I have to go on a bit more about that brining technique because it really does perfectly season the fish, and the fish does look much better when there’s no white protein oozing from the fillet. The fresh, crunchy vegetables were just the right accompaniment, and the soy-mustard dressing added lively flavor. I know I would like this just as well with a white fish fillet, and the color combination on the plate would be striking, but this was a fabulous use of this season’s first salmon.

Thursday, June 2, 2011

Blackberry Buckwheat Tea Cake

Early spring means strawberries, and the season for them is short here. Strawberries have always been my favorite fruit, but this year, they had a contender. Blackberries start showing up at farmers’ markets at the tail end of strawberry season, and they only make a few appearances before they’re gone for another year. I started looking for them about a week too early wanting to make sure I didn’t miss them. Then, at last, on a Saturday morning a couple of weeks ago, there they were in baskets all lined up and waiting, looking juicy, perfectly ripe, and ready for dessert. No disrespect to the strawberries, but I was just more eager for blackberries this year. I’d been reading the review copy I received of Farmers' Market Desserts by Jennie Schacht, and the Basket of Berries chapter had given me several good ideas.
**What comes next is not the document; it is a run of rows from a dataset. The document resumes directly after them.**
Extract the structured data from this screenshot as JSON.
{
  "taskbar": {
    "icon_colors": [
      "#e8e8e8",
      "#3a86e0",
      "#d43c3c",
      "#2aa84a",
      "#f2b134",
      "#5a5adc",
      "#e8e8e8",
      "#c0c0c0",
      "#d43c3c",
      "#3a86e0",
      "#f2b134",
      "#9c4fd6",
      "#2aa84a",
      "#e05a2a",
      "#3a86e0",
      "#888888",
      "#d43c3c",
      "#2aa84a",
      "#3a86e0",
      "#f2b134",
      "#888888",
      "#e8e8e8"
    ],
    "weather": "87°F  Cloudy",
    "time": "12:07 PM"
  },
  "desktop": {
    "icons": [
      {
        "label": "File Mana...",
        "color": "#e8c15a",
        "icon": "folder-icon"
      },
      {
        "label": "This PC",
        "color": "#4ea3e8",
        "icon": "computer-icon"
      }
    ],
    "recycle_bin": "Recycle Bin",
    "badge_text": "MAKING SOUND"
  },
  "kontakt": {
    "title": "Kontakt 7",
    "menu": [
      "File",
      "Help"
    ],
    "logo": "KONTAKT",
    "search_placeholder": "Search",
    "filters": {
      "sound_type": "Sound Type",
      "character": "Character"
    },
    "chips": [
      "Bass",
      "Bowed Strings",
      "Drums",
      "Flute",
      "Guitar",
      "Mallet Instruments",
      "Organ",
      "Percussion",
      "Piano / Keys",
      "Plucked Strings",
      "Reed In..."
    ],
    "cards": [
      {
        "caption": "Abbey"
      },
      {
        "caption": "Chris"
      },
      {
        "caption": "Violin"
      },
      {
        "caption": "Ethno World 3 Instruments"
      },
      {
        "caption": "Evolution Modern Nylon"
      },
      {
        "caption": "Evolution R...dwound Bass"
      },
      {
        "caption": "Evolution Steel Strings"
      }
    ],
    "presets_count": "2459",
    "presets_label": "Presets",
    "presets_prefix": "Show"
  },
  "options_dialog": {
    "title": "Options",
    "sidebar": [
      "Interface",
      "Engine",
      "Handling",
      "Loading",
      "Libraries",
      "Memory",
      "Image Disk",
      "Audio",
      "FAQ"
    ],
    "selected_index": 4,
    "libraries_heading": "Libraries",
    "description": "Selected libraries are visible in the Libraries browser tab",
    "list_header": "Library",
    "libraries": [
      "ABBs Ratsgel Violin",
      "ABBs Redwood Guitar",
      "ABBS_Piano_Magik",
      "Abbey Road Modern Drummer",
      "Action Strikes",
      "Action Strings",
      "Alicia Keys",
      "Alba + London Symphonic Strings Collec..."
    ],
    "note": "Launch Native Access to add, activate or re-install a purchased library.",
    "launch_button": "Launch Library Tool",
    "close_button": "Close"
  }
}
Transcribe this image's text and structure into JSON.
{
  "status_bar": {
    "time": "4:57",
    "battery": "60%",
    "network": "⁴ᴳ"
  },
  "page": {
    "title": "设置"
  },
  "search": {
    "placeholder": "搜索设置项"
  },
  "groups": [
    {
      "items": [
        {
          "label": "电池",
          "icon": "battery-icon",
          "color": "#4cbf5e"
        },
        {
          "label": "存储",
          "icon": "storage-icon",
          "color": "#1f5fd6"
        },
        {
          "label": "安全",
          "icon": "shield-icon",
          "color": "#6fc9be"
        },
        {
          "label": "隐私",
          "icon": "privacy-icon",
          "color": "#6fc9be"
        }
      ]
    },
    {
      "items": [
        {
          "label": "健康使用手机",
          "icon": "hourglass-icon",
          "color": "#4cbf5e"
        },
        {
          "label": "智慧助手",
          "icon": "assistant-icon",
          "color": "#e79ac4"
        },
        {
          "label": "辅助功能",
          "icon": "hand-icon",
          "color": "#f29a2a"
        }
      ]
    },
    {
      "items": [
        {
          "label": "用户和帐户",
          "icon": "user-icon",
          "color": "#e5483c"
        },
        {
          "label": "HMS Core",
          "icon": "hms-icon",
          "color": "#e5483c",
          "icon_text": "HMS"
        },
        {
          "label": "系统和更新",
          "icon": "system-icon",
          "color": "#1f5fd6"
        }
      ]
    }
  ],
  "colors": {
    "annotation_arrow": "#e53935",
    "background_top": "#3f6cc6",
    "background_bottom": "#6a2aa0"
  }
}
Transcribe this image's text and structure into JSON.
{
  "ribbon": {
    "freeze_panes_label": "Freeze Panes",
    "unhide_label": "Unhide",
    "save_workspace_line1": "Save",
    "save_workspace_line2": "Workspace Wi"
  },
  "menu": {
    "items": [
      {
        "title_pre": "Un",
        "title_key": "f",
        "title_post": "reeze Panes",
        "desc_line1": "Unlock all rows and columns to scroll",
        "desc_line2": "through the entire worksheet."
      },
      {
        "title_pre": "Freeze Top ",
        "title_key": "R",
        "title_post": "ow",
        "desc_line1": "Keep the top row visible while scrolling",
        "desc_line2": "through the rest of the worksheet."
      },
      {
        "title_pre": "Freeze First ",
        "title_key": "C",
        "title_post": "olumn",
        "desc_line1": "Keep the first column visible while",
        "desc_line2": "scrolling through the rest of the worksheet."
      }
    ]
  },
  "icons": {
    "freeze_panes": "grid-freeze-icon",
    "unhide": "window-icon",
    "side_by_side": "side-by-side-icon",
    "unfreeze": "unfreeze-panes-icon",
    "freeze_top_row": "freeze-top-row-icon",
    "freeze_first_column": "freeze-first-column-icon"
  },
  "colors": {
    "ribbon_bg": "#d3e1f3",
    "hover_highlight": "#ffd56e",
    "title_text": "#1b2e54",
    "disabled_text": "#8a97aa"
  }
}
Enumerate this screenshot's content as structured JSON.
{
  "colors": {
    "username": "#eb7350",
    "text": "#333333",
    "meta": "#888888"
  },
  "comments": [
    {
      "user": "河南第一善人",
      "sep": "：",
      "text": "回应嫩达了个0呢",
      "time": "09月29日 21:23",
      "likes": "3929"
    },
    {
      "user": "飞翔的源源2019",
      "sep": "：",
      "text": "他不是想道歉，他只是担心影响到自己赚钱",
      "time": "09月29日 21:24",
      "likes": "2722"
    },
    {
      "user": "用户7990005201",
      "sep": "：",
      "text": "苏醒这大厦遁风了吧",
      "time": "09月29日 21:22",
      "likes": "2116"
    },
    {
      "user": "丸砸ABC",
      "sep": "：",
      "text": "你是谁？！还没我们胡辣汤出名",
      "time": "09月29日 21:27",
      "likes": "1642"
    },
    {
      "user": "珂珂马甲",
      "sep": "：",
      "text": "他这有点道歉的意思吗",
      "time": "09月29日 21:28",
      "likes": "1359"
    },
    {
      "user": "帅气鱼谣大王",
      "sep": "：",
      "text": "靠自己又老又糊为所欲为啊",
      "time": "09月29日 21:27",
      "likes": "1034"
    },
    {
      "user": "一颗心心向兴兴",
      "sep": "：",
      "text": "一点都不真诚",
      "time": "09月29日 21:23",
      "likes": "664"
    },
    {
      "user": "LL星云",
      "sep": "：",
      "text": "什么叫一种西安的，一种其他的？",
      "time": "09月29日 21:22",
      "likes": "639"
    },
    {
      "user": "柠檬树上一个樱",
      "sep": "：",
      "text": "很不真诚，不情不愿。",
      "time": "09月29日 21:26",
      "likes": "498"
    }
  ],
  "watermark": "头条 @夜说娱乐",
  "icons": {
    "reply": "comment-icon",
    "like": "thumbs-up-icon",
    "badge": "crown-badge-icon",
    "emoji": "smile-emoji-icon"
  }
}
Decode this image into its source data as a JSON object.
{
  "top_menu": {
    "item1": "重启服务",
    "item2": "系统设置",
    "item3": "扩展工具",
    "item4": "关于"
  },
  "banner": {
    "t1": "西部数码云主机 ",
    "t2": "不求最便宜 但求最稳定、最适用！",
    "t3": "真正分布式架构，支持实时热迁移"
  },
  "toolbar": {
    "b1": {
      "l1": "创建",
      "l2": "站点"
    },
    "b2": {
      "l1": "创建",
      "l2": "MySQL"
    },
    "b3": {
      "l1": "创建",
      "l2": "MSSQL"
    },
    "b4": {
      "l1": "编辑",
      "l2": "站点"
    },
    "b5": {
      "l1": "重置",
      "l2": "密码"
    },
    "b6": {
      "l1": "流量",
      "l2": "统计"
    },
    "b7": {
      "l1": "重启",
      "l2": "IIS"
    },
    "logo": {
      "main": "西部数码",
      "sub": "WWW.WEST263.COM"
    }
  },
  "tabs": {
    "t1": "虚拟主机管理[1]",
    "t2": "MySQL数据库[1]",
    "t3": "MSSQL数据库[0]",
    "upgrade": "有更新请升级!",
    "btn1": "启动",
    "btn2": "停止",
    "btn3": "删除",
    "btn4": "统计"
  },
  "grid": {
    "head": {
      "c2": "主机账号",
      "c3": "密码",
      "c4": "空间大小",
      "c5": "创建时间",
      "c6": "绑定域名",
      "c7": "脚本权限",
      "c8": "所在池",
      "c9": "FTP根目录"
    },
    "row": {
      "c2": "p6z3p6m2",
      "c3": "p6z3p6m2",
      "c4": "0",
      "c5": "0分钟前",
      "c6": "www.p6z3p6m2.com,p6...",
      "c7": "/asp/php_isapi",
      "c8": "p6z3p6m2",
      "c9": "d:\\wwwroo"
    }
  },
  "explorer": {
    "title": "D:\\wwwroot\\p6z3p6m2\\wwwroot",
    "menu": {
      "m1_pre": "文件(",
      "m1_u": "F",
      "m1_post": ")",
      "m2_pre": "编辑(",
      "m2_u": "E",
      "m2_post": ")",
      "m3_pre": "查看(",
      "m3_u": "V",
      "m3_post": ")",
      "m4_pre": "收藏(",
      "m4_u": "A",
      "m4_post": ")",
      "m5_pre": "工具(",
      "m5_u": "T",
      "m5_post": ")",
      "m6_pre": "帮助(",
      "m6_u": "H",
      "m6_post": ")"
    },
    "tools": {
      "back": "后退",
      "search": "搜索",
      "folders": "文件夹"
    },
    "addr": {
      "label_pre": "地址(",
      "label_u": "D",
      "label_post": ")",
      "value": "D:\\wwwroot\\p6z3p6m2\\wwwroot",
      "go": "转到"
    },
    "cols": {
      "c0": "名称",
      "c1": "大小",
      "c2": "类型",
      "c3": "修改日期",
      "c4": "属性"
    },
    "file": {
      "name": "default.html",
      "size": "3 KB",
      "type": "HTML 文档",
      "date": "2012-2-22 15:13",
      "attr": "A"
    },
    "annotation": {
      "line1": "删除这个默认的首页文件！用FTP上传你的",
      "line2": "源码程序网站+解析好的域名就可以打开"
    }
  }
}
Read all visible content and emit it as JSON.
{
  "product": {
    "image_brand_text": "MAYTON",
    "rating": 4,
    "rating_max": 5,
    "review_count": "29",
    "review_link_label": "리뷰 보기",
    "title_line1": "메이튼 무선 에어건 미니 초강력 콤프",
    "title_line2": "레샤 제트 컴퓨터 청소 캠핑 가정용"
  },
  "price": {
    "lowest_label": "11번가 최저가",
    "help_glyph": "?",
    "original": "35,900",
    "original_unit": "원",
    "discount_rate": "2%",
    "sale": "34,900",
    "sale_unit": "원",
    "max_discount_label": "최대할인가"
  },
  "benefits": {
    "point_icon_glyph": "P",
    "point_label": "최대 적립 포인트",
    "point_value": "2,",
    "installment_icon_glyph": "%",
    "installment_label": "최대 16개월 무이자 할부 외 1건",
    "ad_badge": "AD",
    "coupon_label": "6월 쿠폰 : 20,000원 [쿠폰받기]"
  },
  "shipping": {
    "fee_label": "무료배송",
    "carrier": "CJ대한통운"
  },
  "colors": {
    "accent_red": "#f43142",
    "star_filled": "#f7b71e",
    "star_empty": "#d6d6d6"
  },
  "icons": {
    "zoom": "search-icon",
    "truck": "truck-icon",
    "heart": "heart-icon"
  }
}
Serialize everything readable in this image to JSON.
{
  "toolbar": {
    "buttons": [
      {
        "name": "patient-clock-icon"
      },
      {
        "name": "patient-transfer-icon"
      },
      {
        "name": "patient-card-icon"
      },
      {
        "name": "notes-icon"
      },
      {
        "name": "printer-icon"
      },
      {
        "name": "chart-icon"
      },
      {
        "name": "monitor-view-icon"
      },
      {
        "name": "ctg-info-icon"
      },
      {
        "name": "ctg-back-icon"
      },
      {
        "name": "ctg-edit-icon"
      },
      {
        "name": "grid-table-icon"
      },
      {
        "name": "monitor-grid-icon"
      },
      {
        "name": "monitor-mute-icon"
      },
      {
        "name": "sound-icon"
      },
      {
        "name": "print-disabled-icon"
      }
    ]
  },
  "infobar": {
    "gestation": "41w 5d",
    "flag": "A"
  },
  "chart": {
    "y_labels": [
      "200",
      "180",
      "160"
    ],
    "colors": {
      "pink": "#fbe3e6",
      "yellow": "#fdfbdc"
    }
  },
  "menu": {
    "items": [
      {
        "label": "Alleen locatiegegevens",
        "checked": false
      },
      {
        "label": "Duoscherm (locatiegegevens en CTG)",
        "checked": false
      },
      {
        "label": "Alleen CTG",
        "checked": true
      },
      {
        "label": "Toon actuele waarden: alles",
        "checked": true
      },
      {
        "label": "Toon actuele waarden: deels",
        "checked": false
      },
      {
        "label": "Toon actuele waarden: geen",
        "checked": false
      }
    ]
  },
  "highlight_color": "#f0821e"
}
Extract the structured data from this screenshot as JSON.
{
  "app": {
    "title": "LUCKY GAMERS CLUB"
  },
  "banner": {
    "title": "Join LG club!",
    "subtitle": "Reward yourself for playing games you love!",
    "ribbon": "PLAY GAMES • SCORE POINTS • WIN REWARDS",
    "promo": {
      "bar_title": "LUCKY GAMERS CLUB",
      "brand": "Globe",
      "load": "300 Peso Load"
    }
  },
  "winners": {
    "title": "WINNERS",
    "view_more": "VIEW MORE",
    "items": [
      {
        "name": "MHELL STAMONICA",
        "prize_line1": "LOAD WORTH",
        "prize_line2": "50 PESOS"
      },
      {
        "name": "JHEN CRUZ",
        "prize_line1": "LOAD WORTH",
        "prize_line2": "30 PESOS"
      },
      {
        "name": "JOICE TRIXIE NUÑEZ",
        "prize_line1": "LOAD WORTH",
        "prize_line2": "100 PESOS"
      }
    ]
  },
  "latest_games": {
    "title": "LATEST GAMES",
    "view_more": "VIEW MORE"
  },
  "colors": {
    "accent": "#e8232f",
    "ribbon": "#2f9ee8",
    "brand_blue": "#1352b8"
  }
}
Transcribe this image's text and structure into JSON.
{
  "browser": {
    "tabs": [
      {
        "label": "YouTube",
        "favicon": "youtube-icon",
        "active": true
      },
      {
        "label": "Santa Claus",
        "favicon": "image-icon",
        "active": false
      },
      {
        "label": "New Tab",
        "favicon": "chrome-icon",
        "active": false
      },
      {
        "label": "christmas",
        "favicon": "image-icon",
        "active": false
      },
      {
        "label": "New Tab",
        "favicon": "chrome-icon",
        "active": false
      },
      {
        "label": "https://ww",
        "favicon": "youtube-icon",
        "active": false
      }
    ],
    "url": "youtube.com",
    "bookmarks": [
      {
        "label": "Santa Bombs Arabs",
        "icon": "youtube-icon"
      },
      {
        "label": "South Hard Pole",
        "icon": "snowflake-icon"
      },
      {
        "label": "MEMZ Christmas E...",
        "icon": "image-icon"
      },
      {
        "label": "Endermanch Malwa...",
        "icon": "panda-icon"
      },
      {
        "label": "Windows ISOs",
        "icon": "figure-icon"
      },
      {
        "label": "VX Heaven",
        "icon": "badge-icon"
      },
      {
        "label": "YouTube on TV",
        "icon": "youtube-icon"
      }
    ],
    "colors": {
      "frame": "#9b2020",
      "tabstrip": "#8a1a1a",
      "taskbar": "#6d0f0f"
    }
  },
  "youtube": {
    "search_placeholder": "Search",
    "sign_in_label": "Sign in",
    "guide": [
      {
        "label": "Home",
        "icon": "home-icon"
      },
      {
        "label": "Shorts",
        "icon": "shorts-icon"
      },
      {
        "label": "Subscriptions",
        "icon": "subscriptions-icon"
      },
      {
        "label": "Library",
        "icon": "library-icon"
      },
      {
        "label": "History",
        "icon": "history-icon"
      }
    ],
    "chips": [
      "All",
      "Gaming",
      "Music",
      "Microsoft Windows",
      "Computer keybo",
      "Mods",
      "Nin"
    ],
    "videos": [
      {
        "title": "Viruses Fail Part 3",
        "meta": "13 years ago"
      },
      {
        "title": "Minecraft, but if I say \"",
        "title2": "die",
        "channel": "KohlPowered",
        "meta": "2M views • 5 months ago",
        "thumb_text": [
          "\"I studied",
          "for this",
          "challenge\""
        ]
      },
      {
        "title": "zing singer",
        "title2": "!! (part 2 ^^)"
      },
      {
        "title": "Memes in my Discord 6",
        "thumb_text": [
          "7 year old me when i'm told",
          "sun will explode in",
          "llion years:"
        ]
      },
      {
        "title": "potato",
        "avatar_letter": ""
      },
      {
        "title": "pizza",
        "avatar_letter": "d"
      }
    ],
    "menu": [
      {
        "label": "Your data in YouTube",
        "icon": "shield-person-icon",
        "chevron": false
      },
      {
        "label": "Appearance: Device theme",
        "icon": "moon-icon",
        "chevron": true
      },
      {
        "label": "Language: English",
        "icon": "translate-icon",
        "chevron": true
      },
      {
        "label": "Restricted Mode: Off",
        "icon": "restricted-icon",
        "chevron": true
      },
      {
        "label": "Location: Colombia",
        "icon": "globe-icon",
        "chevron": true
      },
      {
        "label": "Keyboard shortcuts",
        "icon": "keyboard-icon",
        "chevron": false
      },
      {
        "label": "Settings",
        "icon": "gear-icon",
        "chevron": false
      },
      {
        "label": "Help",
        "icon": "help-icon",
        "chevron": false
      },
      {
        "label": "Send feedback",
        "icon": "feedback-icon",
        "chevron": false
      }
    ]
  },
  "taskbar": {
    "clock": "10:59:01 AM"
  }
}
Just about any berries can be used in these desserts even though several are shown with strawberries. The strawberries and cream roll cake looked good as did the mixed berry pavlovettes with lemon-lime cream. But, when I read the recipe for the strawberry buckwheat tea cake and learned that it was made with browned butter, my decision was made. I used those prized blackberries instead of strawberries of course. The inspiration for this tea cake was strawberry and buckwheat pancakes. By adding browned butter to the cake batter, it becomes reminiscent of a buttery stack of pancakes. There’s also thick yogurt in the cake giving it great texture.

The first step of this recipe is aromatherapy in the form of browning butter. One stick was melted and then swirled in the pan as it became nutty-smelling and more delicious by the minute. That was left to cool while AP flour, buckwheat flour, sugar, baking powder, baking soda, and salt were combined. Then, Greek yogurt, eggs, and vanilla were added to the butter, and that mixture was stirred into the dry ingredients. Last, the precious blackberries were folded into the batter, and the batter was spread in a square baking pan. Now, some of the berries were to be set aside and tossed with sugar so the juices would start running, and then the berries and resulting juice could be used to top the whipped cream served on the pieces of cake. I have a thing about not wanting much sugar with my berries because I like them just the way they are with a little tartness peeking through here and there. So, I left the remaining berries plain and there were no running juices to drip over the whipped cream. I did, however, follow the suggestion at the beginning of the book to add creme fraiche to the whipped cream.

The book offers ideas for fresh fruit from every season as well as dried fruits and nuts. There’s a first-prize peach pie that promises to deliver a perfect proportion of crust to filling. There’s also a sweet cornmeal cake made with fresh corn kernels and berries that I have to try while I can get local corn, and I’ve already made one of the ice cream desserts that I’ll post soon. This book may make you eager for certain growing seasons to arrive, but when they finally do, you’ll have some great desserts to make.

Blogging tips